In interviews I often ask prospective candidates to describe their experiences with management. Those who have experienced positive environments often use words like leader, coach, advocate, supervise, and direct to describe their experiences. Individuals who have not, however, associate their experiences with words like boss, command, rule, and take over. These descriptions draw a very clear line between management philosophies and the resulting impact they have: people enjoy guidance and dislike control.
So why don’t people like to be controlled? First, it is important to distinguish between control and systems. People often like, prefer, and/or need systems – clearly defined guidelines or boundaries within which they are allowed to move freely. Control, however, rarely allows for free movement, thereby preventing individuals from functioning in a way that is native, natural and efficient. Control assumes that the controller knows the best way to accomplish an end-goal while guidance provides systems for moving effectively towards an end-goal but empowers people to accomplish the details in the way that is most fitting to them.

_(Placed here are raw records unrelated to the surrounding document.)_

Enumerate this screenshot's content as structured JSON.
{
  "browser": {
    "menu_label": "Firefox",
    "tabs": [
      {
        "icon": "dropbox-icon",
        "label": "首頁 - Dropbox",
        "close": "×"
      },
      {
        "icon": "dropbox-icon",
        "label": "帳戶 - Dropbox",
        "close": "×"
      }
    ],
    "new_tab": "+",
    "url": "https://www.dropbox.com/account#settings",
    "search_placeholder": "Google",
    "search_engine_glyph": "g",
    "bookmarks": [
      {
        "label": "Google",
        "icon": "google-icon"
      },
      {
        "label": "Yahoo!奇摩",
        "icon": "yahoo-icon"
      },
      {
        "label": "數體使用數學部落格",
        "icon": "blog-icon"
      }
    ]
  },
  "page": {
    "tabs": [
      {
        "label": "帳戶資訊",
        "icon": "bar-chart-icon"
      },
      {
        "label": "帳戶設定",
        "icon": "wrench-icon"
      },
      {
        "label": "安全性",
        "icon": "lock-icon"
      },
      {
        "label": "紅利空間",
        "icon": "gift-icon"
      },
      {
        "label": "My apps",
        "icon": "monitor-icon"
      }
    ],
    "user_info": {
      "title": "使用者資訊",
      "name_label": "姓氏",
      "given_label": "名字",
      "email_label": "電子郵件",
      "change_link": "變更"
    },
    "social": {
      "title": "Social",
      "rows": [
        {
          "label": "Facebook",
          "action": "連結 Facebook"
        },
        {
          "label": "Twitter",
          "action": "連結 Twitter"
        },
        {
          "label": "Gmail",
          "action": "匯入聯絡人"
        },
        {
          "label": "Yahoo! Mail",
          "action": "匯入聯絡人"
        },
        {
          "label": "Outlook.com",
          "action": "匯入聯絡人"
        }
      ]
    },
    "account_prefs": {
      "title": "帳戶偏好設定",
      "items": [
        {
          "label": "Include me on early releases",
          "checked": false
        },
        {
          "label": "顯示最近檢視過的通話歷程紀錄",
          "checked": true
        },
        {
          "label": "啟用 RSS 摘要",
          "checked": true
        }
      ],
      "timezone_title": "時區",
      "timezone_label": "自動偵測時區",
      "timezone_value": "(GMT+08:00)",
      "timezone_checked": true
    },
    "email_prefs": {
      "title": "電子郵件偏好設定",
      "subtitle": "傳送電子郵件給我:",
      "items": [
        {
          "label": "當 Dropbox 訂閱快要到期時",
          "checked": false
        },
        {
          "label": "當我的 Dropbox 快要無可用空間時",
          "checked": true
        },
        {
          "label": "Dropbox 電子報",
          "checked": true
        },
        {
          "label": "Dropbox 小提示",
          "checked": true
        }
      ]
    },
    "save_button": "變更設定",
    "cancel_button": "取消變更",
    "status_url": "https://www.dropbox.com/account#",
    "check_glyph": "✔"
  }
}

To illustrate this point let’s consider a rafting trip that I took last summer down the Arkansas river. The end-goal was to have as much fun as possible within the parameters of personal safety. Six rafters were given the necessary tools to do this (wet suit, life vest, helmet and paddle), were provided instruction on paddling and safety (systems) and were placed in a raft with a guide. The guide’s job was to help us achieve our end-goal. He did this by telling us what to expect as we approached obstacles, explaining the strategy for overcoming them, and keeping us functioning as a team to overcome them. He did not at any point take control of our paddles. He left it up to each individual to contribute, to the best of our ability, to accomplish the work of maneuvering the raft. He was more skilled and more experienced than the six of us combined, he understood the end-goal, but he knew that the work and the experience was our own.
When management views their role as guide they empower individuals to use their experience, talents and skills to achieve a desired outcome. People like this type of management because it gives them security, allows for innovation, and validates self-worth. When management views their role as controller however, they create obstacles, stifle innovation, and demotivate by trumping the individual. It is neither effective nor efficient to manage in this manner, nor is it professional. Professional managers know how to get the most out of their team by giving them what they need and then getting out of their way – guidance.